If you want to stand a chance for that (early) promotion and be considered a high performer, you don’t only have to deliver on your tasks but you also need to look like you can handle your job plus the one of your direct manager – literally. Therefore, looking organised, neat and just being snappy in doing things and acting and reacting quick is an absolute must. You are not supposed to deliver big or important tasks very fast and badly, there are things that just take their time, but being snappy is best showed in how fast you learn something, delivering small tasks quickly, reacting to things quickly, being proactive so that you can give an impression of being able to solve things well and fairly quickly and being able to handle pretty much anything that comes your way.
Read all that comes in to your hands/in front of your eyes
You need to be knowledgeable or at least look like you are. And there is no better way of doing it then by reading more than everyone else. Whatever company material you have available, Google search for pretty much anything you need to know. Don’t just ask people around you, first do your part and read and get an understanding of the subject and then soak in further knowledge from those around you.

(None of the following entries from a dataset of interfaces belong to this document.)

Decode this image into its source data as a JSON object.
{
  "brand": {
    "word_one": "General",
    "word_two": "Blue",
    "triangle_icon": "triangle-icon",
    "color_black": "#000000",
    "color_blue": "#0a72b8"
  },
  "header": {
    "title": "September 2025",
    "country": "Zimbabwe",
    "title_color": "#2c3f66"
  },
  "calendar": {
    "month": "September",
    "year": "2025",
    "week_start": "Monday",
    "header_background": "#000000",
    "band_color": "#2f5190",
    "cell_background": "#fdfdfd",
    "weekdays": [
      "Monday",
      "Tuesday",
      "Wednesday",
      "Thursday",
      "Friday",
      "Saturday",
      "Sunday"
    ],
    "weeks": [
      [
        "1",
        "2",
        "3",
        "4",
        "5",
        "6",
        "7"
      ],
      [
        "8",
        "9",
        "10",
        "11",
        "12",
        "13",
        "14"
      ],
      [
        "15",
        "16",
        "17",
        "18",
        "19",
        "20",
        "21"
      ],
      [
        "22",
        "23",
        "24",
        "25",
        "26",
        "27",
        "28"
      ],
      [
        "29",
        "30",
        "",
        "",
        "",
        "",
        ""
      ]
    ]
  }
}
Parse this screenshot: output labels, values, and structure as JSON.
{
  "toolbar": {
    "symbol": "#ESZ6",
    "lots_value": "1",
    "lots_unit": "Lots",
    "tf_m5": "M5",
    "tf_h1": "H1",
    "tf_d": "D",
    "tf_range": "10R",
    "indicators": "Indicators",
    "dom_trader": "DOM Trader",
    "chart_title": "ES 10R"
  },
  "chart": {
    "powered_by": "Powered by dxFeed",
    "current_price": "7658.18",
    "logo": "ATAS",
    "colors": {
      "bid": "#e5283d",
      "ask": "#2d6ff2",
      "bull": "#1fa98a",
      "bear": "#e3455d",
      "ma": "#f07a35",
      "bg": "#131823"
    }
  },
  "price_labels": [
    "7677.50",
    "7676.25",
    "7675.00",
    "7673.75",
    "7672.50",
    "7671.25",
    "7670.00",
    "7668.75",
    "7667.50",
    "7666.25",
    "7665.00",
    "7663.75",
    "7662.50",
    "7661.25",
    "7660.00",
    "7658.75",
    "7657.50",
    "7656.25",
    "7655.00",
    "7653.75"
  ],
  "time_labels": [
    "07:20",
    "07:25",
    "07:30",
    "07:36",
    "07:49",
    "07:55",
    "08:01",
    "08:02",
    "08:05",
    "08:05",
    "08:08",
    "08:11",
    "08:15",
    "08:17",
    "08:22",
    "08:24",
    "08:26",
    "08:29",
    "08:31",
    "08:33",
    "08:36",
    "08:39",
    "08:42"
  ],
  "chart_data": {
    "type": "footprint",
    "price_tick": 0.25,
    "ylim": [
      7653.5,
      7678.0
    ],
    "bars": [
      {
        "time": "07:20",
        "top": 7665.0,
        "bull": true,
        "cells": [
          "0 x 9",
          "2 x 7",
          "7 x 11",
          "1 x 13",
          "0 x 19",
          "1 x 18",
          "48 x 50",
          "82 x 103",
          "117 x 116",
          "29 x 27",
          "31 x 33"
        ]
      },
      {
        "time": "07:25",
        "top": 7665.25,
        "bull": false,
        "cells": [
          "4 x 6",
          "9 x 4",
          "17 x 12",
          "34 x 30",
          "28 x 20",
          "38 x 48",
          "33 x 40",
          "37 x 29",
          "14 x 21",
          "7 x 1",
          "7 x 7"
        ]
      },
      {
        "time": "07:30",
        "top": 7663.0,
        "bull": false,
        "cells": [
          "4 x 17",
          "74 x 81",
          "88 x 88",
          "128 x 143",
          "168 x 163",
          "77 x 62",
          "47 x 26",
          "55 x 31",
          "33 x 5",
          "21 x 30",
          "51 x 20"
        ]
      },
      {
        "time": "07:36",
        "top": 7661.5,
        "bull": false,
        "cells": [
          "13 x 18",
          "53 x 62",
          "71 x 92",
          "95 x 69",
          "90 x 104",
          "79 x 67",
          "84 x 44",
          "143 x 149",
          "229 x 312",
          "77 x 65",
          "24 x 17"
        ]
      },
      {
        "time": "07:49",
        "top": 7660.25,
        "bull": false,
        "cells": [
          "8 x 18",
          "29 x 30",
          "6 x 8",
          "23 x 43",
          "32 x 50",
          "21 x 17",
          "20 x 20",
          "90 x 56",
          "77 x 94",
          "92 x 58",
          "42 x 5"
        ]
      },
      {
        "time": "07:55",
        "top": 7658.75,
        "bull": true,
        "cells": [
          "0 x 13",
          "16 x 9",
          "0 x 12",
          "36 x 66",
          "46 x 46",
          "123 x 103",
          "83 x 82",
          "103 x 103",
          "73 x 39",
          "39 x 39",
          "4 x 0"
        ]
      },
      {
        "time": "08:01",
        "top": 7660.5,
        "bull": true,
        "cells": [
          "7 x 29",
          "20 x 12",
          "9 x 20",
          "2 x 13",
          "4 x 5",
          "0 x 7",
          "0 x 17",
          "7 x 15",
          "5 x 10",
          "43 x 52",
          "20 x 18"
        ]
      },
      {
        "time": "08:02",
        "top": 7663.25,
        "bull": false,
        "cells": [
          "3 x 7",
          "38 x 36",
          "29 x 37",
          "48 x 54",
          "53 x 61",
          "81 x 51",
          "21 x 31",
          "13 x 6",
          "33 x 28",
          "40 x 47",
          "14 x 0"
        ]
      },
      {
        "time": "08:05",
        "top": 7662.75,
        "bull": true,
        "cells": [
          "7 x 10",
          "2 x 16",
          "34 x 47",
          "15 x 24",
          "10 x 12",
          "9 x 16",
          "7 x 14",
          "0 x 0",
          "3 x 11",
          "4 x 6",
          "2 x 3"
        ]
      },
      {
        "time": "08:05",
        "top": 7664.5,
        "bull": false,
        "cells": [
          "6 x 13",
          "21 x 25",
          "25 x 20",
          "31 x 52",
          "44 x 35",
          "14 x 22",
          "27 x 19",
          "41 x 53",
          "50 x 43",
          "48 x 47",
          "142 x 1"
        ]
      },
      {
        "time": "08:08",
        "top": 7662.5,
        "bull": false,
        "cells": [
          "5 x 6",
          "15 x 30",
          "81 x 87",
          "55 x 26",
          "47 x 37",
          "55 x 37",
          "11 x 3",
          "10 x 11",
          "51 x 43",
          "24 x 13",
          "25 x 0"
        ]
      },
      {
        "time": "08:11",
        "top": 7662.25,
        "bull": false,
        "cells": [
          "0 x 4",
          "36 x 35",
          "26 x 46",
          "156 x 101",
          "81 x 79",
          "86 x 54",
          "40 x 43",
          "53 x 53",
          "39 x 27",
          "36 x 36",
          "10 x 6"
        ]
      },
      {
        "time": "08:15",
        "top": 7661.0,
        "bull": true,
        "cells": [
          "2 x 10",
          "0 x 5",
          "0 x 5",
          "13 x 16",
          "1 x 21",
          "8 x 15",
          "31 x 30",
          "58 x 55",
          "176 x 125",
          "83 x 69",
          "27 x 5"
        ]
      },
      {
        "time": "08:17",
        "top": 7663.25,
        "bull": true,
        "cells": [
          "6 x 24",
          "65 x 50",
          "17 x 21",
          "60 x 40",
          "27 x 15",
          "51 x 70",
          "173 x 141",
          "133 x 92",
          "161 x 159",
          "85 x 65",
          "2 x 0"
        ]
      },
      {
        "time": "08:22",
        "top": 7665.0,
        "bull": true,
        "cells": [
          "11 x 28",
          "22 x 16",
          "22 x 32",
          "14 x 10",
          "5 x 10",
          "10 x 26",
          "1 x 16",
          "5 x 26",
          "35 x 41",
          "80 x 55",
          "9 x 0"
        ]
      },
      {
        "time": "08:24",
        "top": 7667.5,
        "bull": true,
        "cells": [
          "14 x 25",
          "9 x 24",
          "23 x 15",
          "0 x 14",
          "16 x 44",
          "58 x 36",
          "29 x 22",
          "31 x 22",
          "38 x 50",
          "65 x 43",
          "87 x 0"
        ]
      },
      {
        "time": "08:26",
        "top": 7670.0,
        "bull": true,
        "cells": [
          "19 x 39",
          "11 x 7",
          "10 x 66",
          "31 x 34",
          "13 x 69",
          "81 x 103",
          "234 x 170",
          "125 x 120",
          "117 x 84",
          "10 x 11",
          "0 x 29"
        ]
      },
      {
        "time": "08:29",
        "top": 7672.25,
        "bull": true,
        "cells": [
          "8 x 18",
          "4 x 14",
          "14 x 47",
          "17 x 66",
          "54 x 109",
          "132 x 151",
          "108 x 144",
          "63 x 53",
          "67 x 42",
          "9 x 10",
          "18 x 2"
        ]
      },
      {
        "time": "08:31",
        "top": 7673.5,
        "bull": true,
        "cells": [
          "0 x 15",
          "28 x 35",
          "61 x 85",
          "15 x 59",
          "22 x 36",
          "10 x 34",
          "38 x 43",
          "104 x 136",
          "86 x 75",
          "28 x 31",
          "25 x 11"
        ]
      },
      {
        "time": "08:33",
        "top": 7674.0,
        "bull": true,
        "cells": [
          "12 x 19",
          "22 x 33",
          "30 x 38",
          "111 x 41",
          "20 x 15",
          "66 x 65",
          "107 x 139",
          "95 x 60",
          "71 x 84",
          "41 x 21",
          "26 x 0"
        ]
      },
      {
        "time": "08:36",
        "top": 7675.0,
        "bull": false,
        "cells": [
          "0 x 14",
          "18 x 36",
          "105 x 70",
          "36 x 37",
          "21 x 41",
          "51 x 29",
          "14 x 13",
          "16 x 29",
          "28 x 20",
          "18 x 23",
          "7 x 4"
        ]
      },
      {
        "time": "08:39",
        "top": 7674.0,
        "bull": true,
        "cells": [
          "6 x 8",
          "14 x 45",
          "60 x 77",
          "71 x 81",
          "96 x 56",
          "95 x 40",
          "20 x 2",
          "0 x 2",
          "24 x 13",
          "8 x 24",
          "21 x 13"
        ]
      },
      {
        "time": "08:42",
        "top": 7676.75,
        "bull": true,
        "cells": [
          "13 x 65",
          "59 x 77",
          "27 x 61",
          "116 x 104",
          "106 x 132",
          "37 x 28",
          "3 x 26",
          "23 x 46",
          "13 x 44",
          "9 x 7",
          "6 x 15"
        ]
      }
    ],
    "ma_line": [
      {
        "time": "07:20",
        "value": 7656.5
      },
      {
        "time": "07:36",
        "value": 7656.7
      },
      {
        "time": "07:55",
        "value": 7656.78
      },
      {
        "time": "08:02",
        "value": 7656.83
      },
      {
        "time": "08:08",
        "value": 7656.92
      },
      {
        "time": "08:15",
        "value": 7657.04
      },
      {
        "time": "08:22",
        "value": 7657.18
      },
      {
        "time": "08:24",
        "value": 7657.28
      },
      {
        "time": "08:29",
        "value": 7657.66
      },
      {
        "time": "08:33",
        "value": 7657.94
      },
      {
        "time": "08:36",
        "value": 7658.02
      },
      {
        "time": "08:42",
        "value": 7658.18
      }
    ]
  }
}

Always underpromise and overdeliver
This is the golden rule when it comes to client interactions, but it is not only applicable to that relationship, but also to how you work with your team/manager, and generally in life. Never ever overpromise. This will always come back and bite you in the bum. And I know a lot about that. After joining my current company, I was “thrown” in a client account that was the king of being overpromised and always get under deliveries. This account was for a long time in emergency mode, with everyone running around and trying to solve things and build things that we did not even have capability for. And this has caused wounds that are not closed even now, after the project they needed was finally delivered, a year after it was initially promised.
Get your time management ability on point
Super important organisational and time management tip: stay on top of your inbox and your calendar. Don’t get lost in it and make sure it is you managing your inbox and not the other way around. Learn to quickly identify senders, people, groups and know on which emails you need to spend time and read carefully, and on which not. If you keep getting distracted and reading for long, slow minutes the same 10 daily emails about something that does not even directly concern you, it’s bad. It’s a sign that you have no idea what you do, what you should pay attention to and what not. You can’t clutter your mind and time with useless information so you better learn how to categorise and prioritize accordingly. Apart from basic inbox management, make sure that you know how to organise your time, identify quick wins that you can quickly deliver on and take them out of your way and pour time into the big, chunky, important tasks.
Meeting minutes are important
I have only come across this concept in my second job. In my first job, taking and sharing call minutes after each client call did not really make sense. But with my current consulting role, I am supporting my clients on an ongoing basis and we both undergo a project, which means that there are actions that each of us has to take and deliver on, there are decisions that are being taken or discussed, and it is extremely important to document that and hold both sides accountable.
I think I could go on with a few more things, but these are the first ones that came into mind at first and that I consider as a basis for a good start. I am not claiming to be the best professional around, or having crazy experience, but I’ve done a few things well and I believe if you apply any of the tips above, it will only do you well and it will help you be better at work.